lauren k. dougherty
de la extrañeza y la gloria en el arte
Yo soy muchas cosas a medias, lo cual no es extraño en absoluto. A veces soy escultor de metal, otras veces soy herrero. A veces técnico de 3D, y otras diseño instalaciones con robótica. A veces soy artista, otras preparo tacos a turno partido.
Nada demasiado extraño por ahora. Llevo unos cuantos años dedicándome al arte, en concreto a la escultura. He vendido y he expuesto, he estrechado manos y he posado en fotos con gente más importante que yo (que no es difícil), pero en esta ocasión no se trata de eso. Se trata de cómo hallamos la gloria en la extrañeza, o quizás en este caso, la extrañeza en la gloria.

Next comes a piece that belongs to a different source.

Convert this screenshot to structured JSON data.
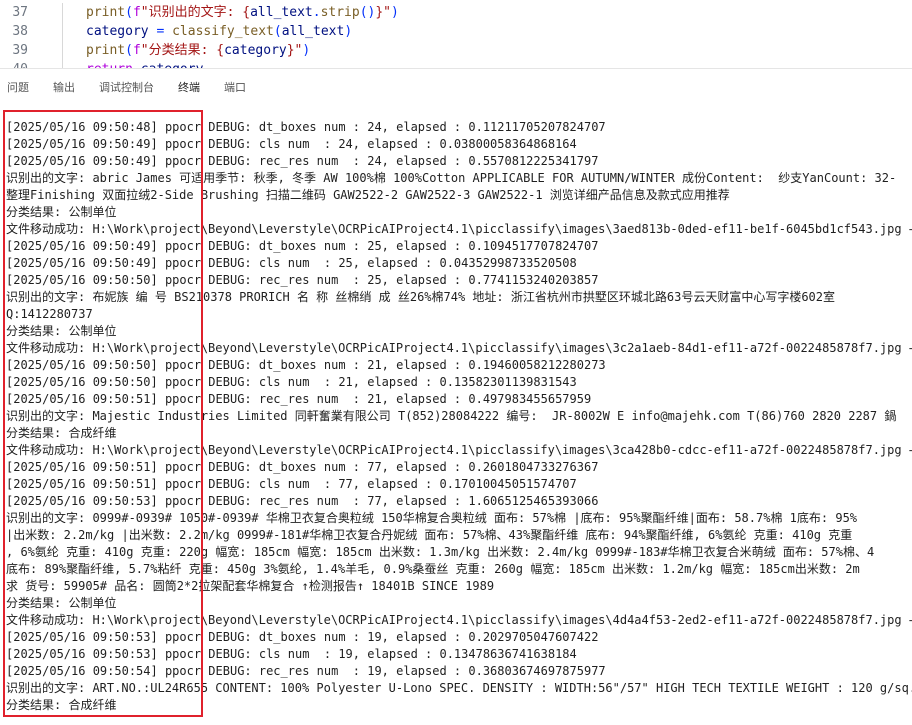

Léelo todo aquí.
from strangeness and glory in art
I am many half things, which is not strange at all. Sometimes I am a metal sculptor, other times I am a blacksmith. Sometimes I am a 3D/CNC technician; other times I design artistic installations with robots. Sometimes I am an artist. I serve tacos part-time. There is nothing too strange about that. I’ve dedicated myself to art for a couple of years— sculpture, specifically.
I’ve sold and created exhibitions and shaken hands and posed for pictures with people more important than me (which is easy.) But this story is not about that. This is a story about how we find glory in strangeness. Or maybe the strangeness in the glory.
Read the full story here.
Plácido R. Bonnín is a freelance sculptor who specializes in iron, stone, and 3D printing and modeling. He has worked in ateliers throughout Europe; his work can be found in Italy, Luxemburg, England, Iceland, and Madrid.
Coronary Currents. Acrylic on canvas 30″x40″ 2020.
Kathryn Barron is a graphic designer, mural and fine artist from Santa Barbara, California. With nearly a decade of experience in public art installation, her passions range from painting large scale murals to installing massive steel sculptures and community organizing. She creates art and public installations across Los Angeles County, Philadelphia and Dallas. Her background in engineering and biochemistry research has inspired her creativity and desire to protect nature. She has been published in media ranging from illustrated children’s books to research for peer-reviewed chemistry and biology journals. Read More Here.